━━━━━ Records to use

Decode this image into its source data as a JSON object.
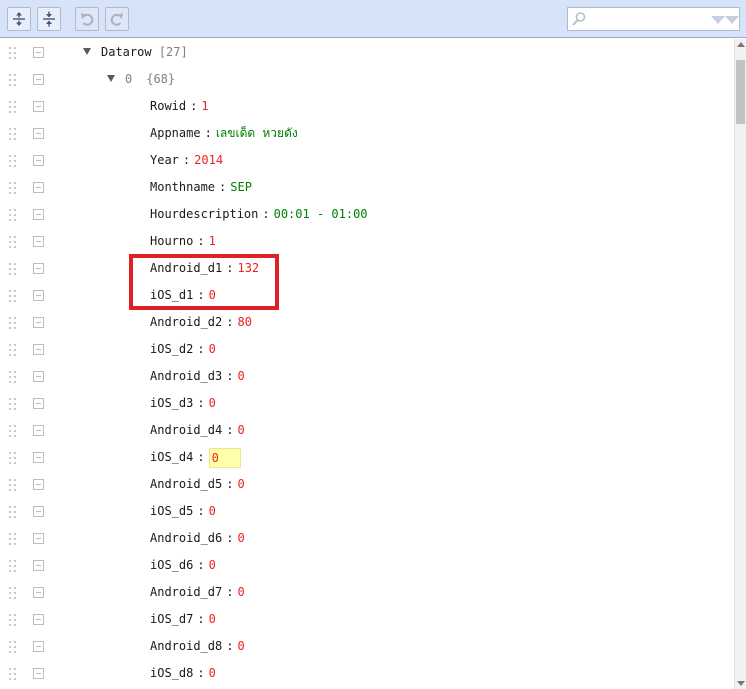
{
  "toolbar": {
    "buttons": [
      {
        "name": "expand-all-button",
        "icon": "expand-all-icon",
        "enabled": true
      },
      {
        "name": "collapse-all-button",
        "icon": "collapse-all-icon",
        "enabled": true
      },
      {
        "name": "undo-button",
        "icon": "undo-icon",
        "enabled": false
      },
      {
        "name": "redo-button",
        "icon": "redo-icon",
        "enabled": false
      }
    ],
    "search": {
      "value": "",
      "placeholder": "",
      "icon": "search-icon"
    }
  },
  "colors": {
    "number": "#ee2222",
    "string": "#008000",
    "meta": "#808080",
    "highlight_box": "#e01f26",
    "toolbar_bg": "#d7e3f8"
  },
  "tree": {
    "root": {
      "key": "Datarow",
      "count": "[27]"
    },
    "item": {
      "index": "0",
      "count": "{68}"
    },
    "fields": [
      {
        "key": "Rowid",
        "value": "1",
        "type": "number"
      },
      {
        "key": "Appname",
        "value": "เลขเด็ด หวยดัง",
        "type": "string"
      },
      {
        "key": "Year",
        "value": "2014",
        "type": "number"
      },
      {
        "key": "Monthname",
        "value": "SEP",
        "type": "string"
      },
      {
        "key": "Hourdescription",
        "value": "00:01 - 01:00",
        "type": "string"
      },
      {
        "key": "Hourno",
        "value": "1",
        "type": "number"
      },
      {
        "key": "Android_d1",
        "value": "132",
        "type": "number"
      },
      {
        "key": "iOS_d1",
        "value": "0",
        "type": "number"
      },
      {
        "key": "Android_d2",
        "value": "80",
        "type": "number"
      },
      {
        "key": "iOS_d2",
        "value": "0",
        "type": "number"
      },
      {
        "key": "Android_d3",
        "value": "0",
        "type": "number"
      },
      {
        "key": "iOS_d3",
        "value": "0",
        "type": "number"
      },
      {
        "key": "Android_d4",
        "value": "0",
        "type": "number"
      },
      {
        "key": "iOS_d4",
        "value": "0",
        "type": "number",
        "editing": true
      },
      {
        "key": "Android_d5",
        "value": "0",
        "type": "number"
      },
      {
        "key": "iOS_d5",
        "value": "0",
        "type": "number"
      },
      {
        "key": "Android_d6",
        "value": "0",
        "type": "number"
      },
      {
        "key": "iOS_d6",
        "value": "0",
        "type": "number"
      },
      {
        "key": "Android_d7",
        "value": "0",
        "type": "number"
      },
      {
        "key": "iOS_d7",
        "value": "0",
        "type": "number"
      },
      {
        "key": "Android_d8",
        "value": "0",
        "type": "number"
      },
      {
        "key": "iOS_d8",
        "value": "0",
        "type": "number"
      }
    ]
  }
}
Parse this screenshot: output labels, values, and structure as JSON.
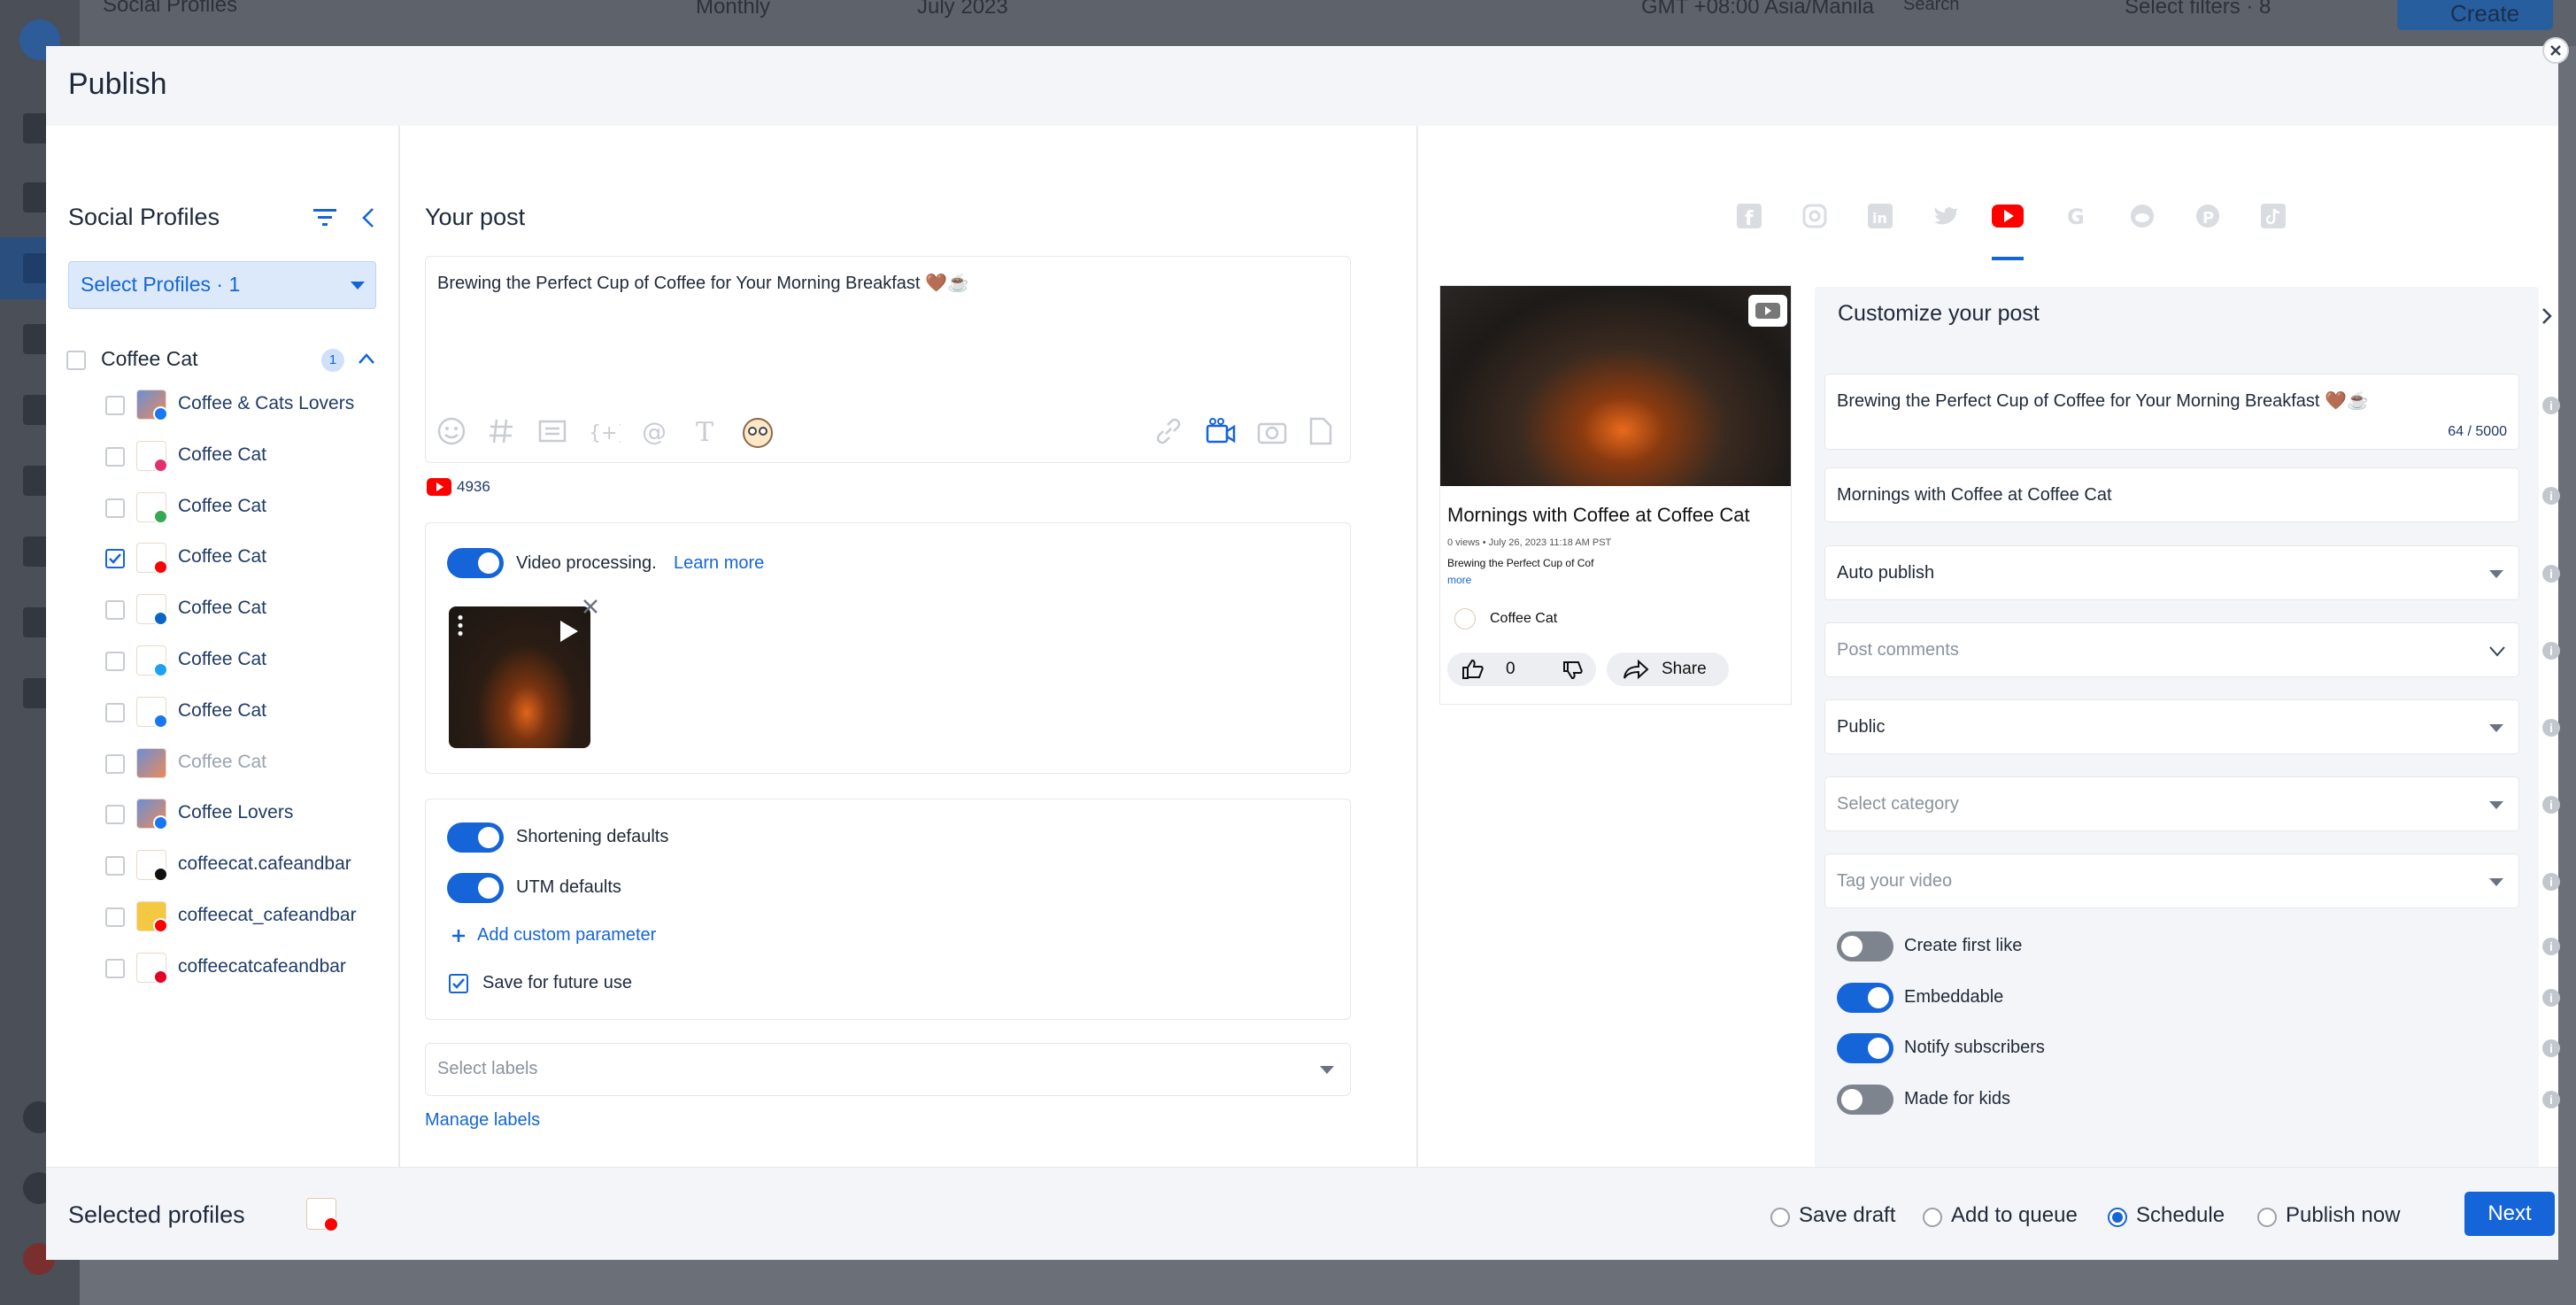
{
  "background": {
    "app_title": "Social Profiles",
    "view_mode": "Monthly",
    "period": "July 2023",
    "timezone": "GMT +08:00 Asia/Manila",
    "search_placeholder": "Search",
    "filters_label": "Select filters · 8",
    "create_label": "Create"
  },
  "modal": {
    "title": "Publish"
  },
  "profiles_panel": {
    "title": "Social Profiles",
    "select_label": "Select Profiles · 1",
    "group": {
      "name": "Coffee Cat",
      "count": "1"
    },
    "items": [
      {
        "label": "Coffee & Cats Lovers",
        "network": "facebook",
        "checked": false,
        "dim": false
      },
      {
        "label": "Coffee Cat",
        "network": "instagram",
        "checked": false,
        "dim": false
      },
      {
        "label": "Coffee Cat",
        "network": "google",
        "checked": false,
        "dim": false
      },
      {
        "label": "Coffee Cat",
        "network": "youtube",
        "checked": true,
        "dim": false
      },
      {
        "label": "Coffee Cat",
        "network": "linkedin",
        "checked": false,
        "dim": false
      },
      {
        "label": "Coffee Cat",
        "network": "twitter",
        "checked": false,
        "dim": false
      },
      {
        "label": "Coffee Cat",
        "network": "facebook",
        "checked": false,
        "dim": false
      },
      {
        "label": "Coffee Cat",
        "network": "none",
        "checked": false,
        "dim": true
      },
      {
        "label": "Coffee Lovers",
        "network": "facebook",
        "checked": false,
        "dim": false
      },
      {
        "label": "coffeecat.cafeandbar",
        "network": "tiktok",
        "checked": false,
        "dim": false
      },
      {
        "label": "coffeecat_cafeandbar",
        "network": "youtube",
        "checked": false,
        "dim": false
      },
      {
        "label": "coffeecatcafeandbar",
        "network": "pinterest",
        "checked": false,
        "dim": false
      }
    ]
  },
  "post": {
    "title": "Your post",
    "text": "Brewing the Perfect Cup of Coffee for Your Morning Breakfast 🤎☕",
    "char_remaining": "4936",
    "video_processing_label": "Video processing.",
    "learn_more": "Learn more",
    "shortening_label": "Shortening defaults",
    "utm_label": "UTM defaults",
    "add_param": "Add custom parameter",
    "save_future": "Save for future use",
    "labels_placeholder": "Select labels",
    "manage_labels": "Manage labels"
  },
  "preview": {
    "video_title": "Mornings with Coffee at Coffee Cat",
    "meta": "0 views • July 26, 2023 11:18 AM PST",
    "desc": "Brewing the Perfect Cup of Cof",
    "more": "more",
    "channel": "Coffee Cat",
    "likes": "0",
    "share": "Share"
  },
  "customize": {
    "title": "Customize your post",
    "description": "Brewing the Perfect Cup of Coffee for Your Morning Breakfast 🤎☕",
    "char_count": "64 / 5000",
    "video_title": "Mornings with Coffee at Coffee Cat",
    "publish_mode": "Auto publish",
    "comments_placeholder": "Post comments",
    "visibility": "Public",
    "category_placeholder": "Select category",
    "tags_placeholder": "Tag your video",
    "toggles": [
      {
        "label": "Create first like",
        "on": false
      },
      {
        "label": "Embeddable",
        "on": true
      },
      {
        "label": "Notify subscribers",
        "on": true
      },
      {
        "label": "Made for kids",
        "on": false
      }
    ]
  },
  "footer": {
    "selected_label": "Selected profiles",
    "options": [
      "Save draft",
      "Add to queue",
      "Schedule",
      "Publish now"
    ],
    "selected_option": "Schedule",
    "next": "Next"
  },
  "colors": {
    "accent": "#1565d8",
    "youtube": "#ff0000",
    "panel_bg": "#f4f5f8"
  }
}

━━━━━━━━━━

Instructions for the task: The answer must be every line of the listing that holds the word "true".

Solution for this task:
        "enabled": true
        "enabled": true
        "editing": true
        "checked": true,
        "dim": true
        "on": true
        "on": true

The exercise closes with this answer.